The Saints fans at one end of the JJB Stadium acclaimed the side that had just been thrashed by Wigan as heroes on Saturday night. In so many ways, they were – but St Helens found out that even heroes have their limits.
Ian Millward had privately mused on whether his team had the resources left for another big match. He soon had his answer: Saints were out on their feet, playing from memory and courage, but simply worn out.
The most obvious symbol of that was David Fairleigh, the Australian prop who played with one good shoulder. He battled on with limitless bravery, but was twice ruthlessly exposed by Terry Newton running at his disabled side.
"It was a big struggle for him," admitted Millward. "I'm just so proud of him. He put his hand up and wanted to play, even though, if he'd done it again, it could have impaired him for the rest of his life."
Equally damaging was the way that other players, young and old, were missing tackles and dropping passes. After all their heroics this season, it was that most unwanted sporting fixture – a game too far.
None of that should detract from Wigan's excellence in taking advantage of staggering opponents. With Matthew Johns producing his best game for them so far, they were consistently incisive in midfield, making no end of clean breaks through a weary defence.
With Adrian Lam and Andy Farrell – who broke the club record for points in a season with his eight goals – also outstanding, they carved out opportunities from the very start. With some steadier finishing out wide, the game would have been beyond Saints sooner than it was.
It was a perfect answer to last week's defeat at Bradford, the side they now meet again in the Grand Final at Old Trafford on Saturday.
"The thing I was most happy with was the way we bounced back and the lessons we learned from last week," said their coach, Stuart Raper.
One of those lessons was that they have to use the ball to drag the opposition around the field; another was that they need to control their discipline. Both of those matters were attended to.
The challenge now is to get the squad's feet back on the ground after a result as eagerly awaited as this and prepare them for an even bigger effort against the Bulls.
Saints, who still have the World Club Championship and the Challenge Cup in their trophy cabinet, have to regroup for next year, without Fairleigh, Vila Matautia and probably Kevin Iro.
It will not be easy for them to match their achievements of the last 18 months. Millward's budget for players will be lower than this year's and their aura of invulnerability in big matches has been punctured.

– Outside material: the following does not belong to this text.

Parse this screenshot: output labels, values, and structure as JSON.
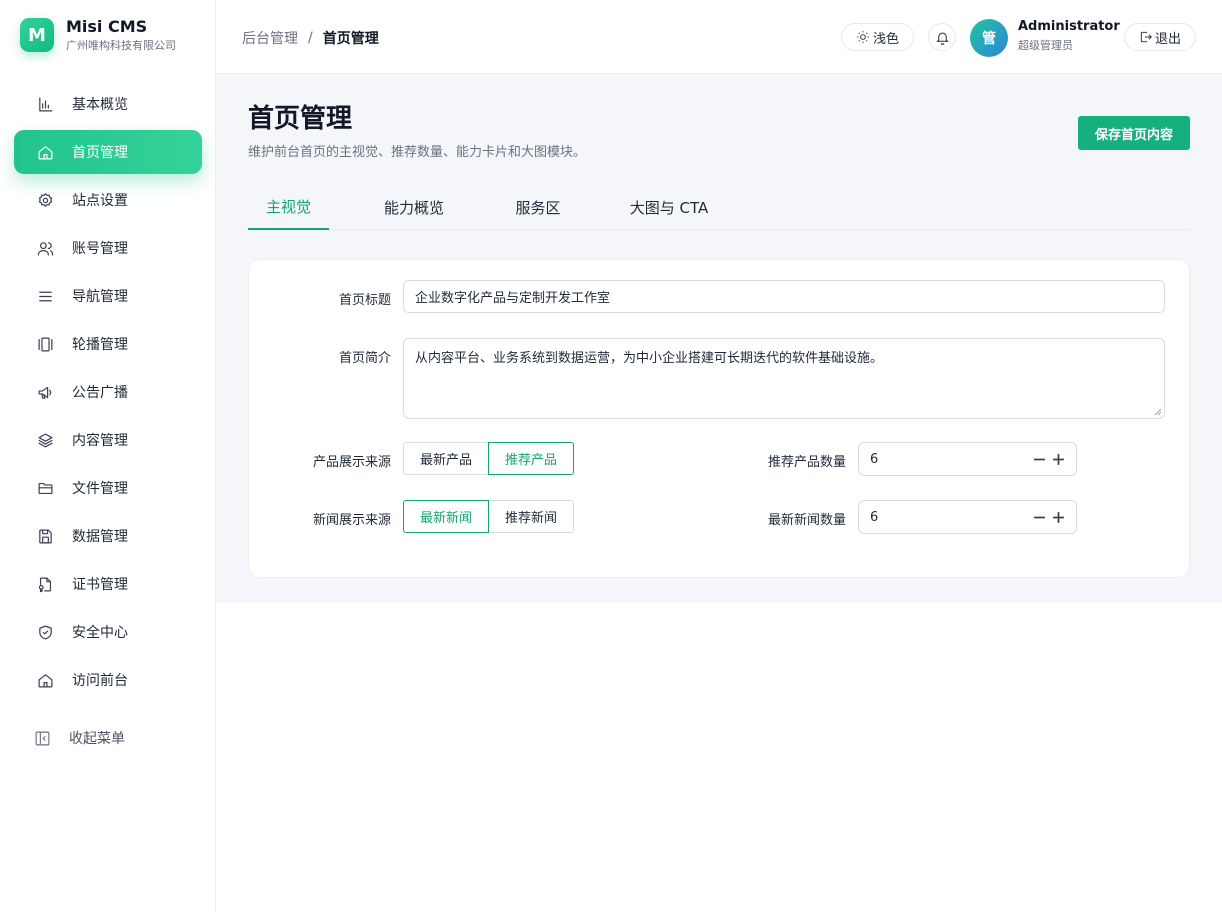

But Millward is already looking forward to getting the likes of Sean Long and Paul Newlove back on the field. It will be a rejuvenated St Helens by the time they next play Wigan.
Wigan Warriors: Radlinski; Dallas, Connolly, Renouf, Carney; Johns, Lam; O'Connor, Newton, Howard, Furner, Cassidy, Farrell. Substitutes used: Johnson, Cowie, Chester, Betts.
St Helens: Wellens; Hall, Iro, Hoppe, Stewart; Sculthorpe, Martyn; Fairleigh, Cunningham, Matautia, Shiels, Stankevitch, Joynt. Substitutes used: Jonkers, Cruckshank, Edmondson, Higham.
Referee: S.Cummings (Widnes).
* Robbie Mears has left Leeds halfway through his two-year contract by mutual consent because of injury. The hooker suffered a broken jaw after a high tackle by St Helens' Sonny Nickle last month. In February Mears broke his collarbone on his Rhinos debut.Reuse content